[Data records for software interfaces]

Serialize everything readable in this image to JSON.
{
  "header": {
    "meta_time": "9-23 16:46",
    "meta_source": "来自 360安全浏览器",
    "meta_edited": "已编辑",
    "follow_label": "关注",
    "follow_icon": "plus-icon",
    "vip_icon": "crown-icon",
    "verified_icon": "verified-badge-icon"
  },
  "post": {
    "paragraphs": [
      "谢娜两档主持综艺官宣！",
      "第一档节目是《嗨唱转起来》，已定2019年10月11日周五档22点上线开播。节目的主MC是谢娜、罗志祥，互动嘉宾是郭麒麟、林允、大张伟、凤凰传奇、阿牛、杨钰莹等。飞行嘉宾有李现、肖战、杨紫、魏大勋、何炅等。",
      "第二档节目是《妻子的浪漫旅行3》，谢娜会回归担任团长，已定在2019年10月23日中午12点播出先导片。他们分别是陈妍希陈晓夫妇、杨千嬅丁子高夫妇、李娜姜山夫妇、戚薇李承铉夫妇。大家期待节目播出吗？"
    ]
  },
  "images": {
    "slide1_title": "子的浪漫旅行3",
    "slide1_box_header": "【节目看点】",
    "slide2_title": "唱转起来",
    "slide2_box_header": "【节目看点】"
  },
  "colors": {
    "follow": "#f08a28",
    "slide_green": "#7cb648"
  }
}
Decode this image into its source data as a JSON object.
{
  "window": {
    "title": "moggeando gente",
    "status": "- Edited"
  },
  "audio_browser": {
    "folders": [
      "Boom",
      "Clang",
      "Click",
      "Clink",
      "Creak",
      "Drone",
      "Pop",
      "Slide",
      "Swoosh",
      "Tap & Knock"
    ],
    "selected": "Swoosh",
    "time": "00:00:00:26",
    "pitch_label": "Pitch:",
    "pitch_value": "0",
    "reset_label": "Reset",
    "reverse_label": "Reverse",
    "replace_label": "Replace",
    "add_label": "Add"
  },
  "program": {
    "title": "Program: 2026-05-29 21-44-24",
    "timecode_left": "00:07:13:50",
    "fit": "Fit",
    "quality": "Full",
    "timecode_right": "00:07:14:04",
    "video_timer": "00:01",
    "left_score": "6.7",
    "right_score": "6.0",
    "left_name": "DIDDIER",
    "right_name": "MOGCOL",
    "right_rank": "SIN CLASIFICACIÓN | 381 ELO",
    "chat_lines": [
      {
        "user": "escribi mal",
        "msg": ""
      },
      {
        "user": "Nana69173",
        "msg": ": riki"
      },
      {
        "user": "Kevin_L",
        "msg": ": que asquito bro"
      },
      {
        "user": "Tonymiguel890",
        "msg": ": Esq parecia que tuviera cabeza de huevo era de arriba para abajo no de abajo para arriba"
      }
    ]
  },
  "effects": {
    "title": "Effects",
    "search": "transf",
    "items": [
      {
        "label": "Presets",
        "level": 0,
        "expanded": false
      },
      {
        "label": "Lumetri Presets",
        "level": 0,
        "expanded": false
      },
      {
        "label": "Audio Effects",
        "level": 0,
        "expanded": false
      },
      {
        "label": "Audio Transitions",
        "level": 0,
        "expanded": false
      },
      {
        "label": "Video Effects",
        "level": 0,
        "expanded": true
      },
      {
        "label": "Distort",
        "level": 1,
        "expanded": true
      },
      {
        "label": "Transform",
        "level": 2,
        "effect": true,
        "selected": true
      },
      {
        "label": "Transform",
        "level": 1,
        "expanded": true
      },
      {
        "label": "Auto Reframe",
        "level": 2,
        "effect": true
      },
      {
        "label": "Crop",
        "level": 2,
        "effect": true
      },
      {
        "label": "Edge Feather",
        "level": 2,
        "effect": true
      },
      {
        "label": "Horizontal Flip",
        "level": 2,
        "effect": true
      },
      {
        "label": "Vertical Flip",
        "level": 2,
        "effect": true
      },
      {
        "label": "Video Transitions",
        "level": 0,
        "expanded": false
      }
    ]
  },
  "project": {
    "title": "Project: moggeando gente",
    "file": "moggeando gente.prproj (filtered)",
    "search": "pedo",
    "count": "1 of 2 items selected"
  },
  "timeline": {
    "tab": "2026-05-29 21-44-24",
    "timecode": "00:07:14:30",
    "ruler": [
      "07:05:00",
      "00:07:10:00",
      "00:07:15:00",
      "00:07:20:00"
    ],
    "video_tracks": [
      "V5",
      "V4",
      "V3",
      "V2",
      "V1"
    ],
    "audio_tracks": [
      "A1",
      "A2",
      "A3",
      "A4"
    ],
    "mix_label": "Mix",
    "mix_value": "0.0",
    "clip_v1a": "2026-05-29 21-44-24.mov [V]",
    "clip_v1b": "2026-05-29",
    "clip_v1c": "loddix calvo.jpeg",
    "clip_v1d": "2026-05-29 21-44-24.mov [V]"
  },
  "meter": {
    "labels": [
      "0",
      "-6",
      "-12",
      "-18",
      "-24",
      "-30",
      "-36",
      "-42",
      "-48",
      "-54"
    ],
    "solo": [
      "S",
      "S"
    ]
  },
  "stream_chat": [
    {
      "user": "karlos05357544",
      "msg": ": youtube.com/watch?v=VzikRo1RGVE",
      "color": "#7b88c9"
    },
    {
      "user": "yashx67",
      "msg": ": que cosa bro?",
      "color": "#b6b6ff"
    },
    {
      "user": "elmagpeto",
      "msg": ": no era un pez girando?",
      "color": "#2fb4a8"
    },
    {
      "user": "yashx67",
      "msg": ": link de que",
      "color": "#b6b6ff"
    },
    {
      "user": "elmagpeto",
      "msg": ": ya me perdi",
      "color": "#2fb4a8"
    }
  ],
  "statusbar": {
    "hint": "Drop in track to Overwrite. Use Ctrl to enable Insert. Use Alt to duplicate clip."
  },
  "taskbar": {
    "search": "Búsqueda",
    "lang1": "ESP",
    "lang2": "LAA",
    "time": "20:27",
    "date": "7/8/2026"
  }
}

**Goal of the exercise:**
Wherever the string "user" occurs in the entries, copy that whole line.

**Exercise solution:**
        "user": "escribi mal",
        "user": "Nana69173",
        "user": "Kevin_L",
        "user": "Tonymiguel890",
      "user": "karlos05357544",
      "user": "yashx67",
      "user": "elmagpeto",
      "user": "yashx67",
      "user": "elmagpeto",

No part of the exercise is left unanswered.